◆ **Exercise**: Restate every line below word for word, but drop each picture.

Records excerpted from a collection:
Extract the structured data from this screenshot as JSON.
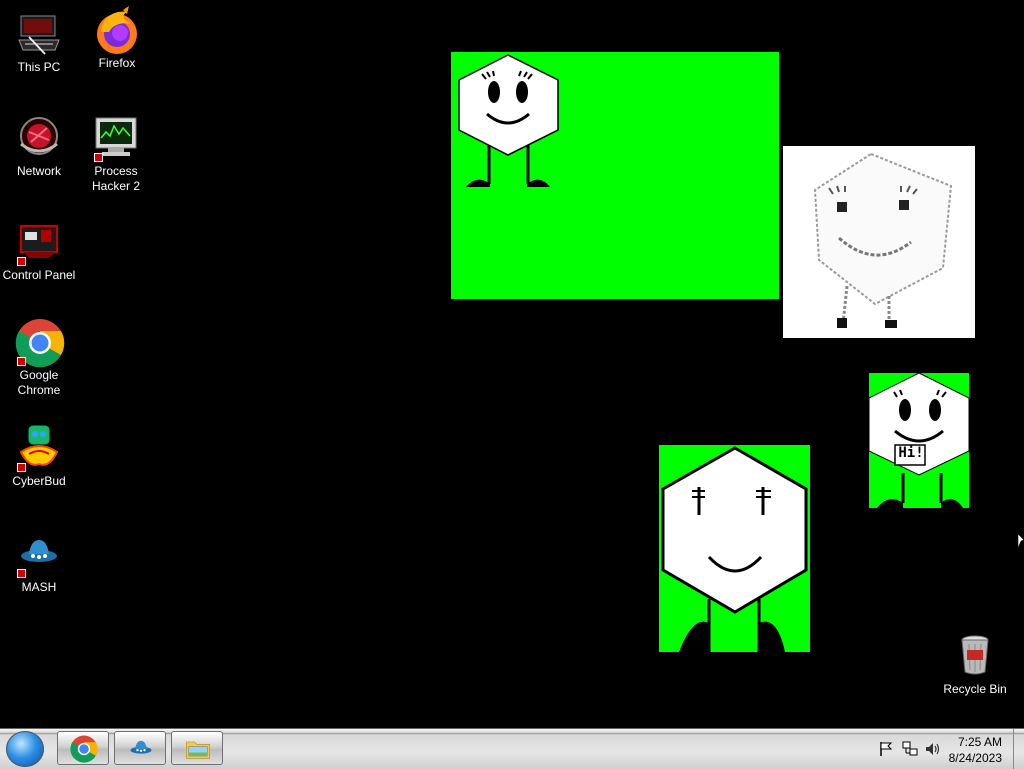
{
  "desktop": {
    "background": "#000000",
    "icons": [
      {
        "label_lines": [
          "This PC"
        ],
        "icon": "computer-icon"
      },
      {
        "label_lines": [
          "Firefox"
        ],
        "icon": "firefox-icon"
      },
      {
        "label_lines": [
          "Network"
        ],
        "icon": "network-icon"
      },
      {
        "label_lines": [
          "Process",
          "Hacker 2"
        ],
        "icon": "process-hacker-icon"
      },
      {
        "label_lines": [
          "Control Panel"
        ],
        "icon": "control-panel-icon"
      },
      {
        "label_lines": [
          "Google",
          "Chrome"
        ],
        "icon": "chrome-icon"
      },
      {
        "label_lines": [
          "CyberBud"
        ],
        "icon": "cyberbud-icon"
      },
      {
        "label_lines": [
          "MASH"
        ],
        "icon": "mash-icon"
      },
      {
        "label_lines": [
          "Recycle Bin"
        ],
        "icon": "recycle-bin-icon"
      }
    ]
  },
  "windows": {
    "character_greeting": "Hi!",
    "accent_green": "#00ff00"
  },
  "taskbar": {
    "pinned": [
      "chrome-icon",
      "mash-icon",
      "file-explorer-icon"
    ],
    "tray_icons": [
      "action-center-flag-icon",
      "network-icon",
      "volume-icon"
    ],
    "clock": {
      "time": "7:25 AM",
      "date": "8/24/2023"
    }
  }
}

◆ **Answer**:
Extract the structured data from this screenshot as JSON.
{
  "desktop": {
    "background": "#000000",
    "icons": [
      {
        "label_lines": [
          "This PC"
        ],
        "icon": "computer-icon"
      },
      {
        "label_lines": [
          "Firefox"
        ],
        "icon": "firefox-icon"
      },
      {
        "label_lines": [
          "Network"
        ],
        "icon": "network-icon"
      },
      {
        "label_lines": [
          "Process",
          "Hacker 2"
        ],
        "icon": "process-hacker-icon"
      },
      {
        "label_lines": [
          "Control Panel"
        ],
        "icon": "control-panel-icon"
      },
      {
        "label_lines": [
          "Google",
          "Chrome"
        ],
        "icon": "chrome-icon"
      },
      {
        "label_lines": [
          "CyberBud"
        ],
        "icon": "cyberbud-icon"
      },
      {
        "label_lines": [
          "MASH"
        ],
        "icon": "mash-icon"
      },
      {
        "label_lines": [
          "Recycle Bin"
        ],
        "icon": "recycle-bin-icon"
      }
    ]
  },
  "windows": {
    "character_greeting": "Hi!",
    "accent_green": "#00ff00"
  },
  "taskbar": {
    "pinned": [
      "chrome-icon",
      "mash-icon",
      "file-explorer-icon"
    ],
    "tray_icons": [
      "action-center-flag-icon",
      "network-icon",
      "volume-icon"
    ],
    "clock": {
      "time": "7:25 AM",
      "date": "8/24/2023"
    }
  }
}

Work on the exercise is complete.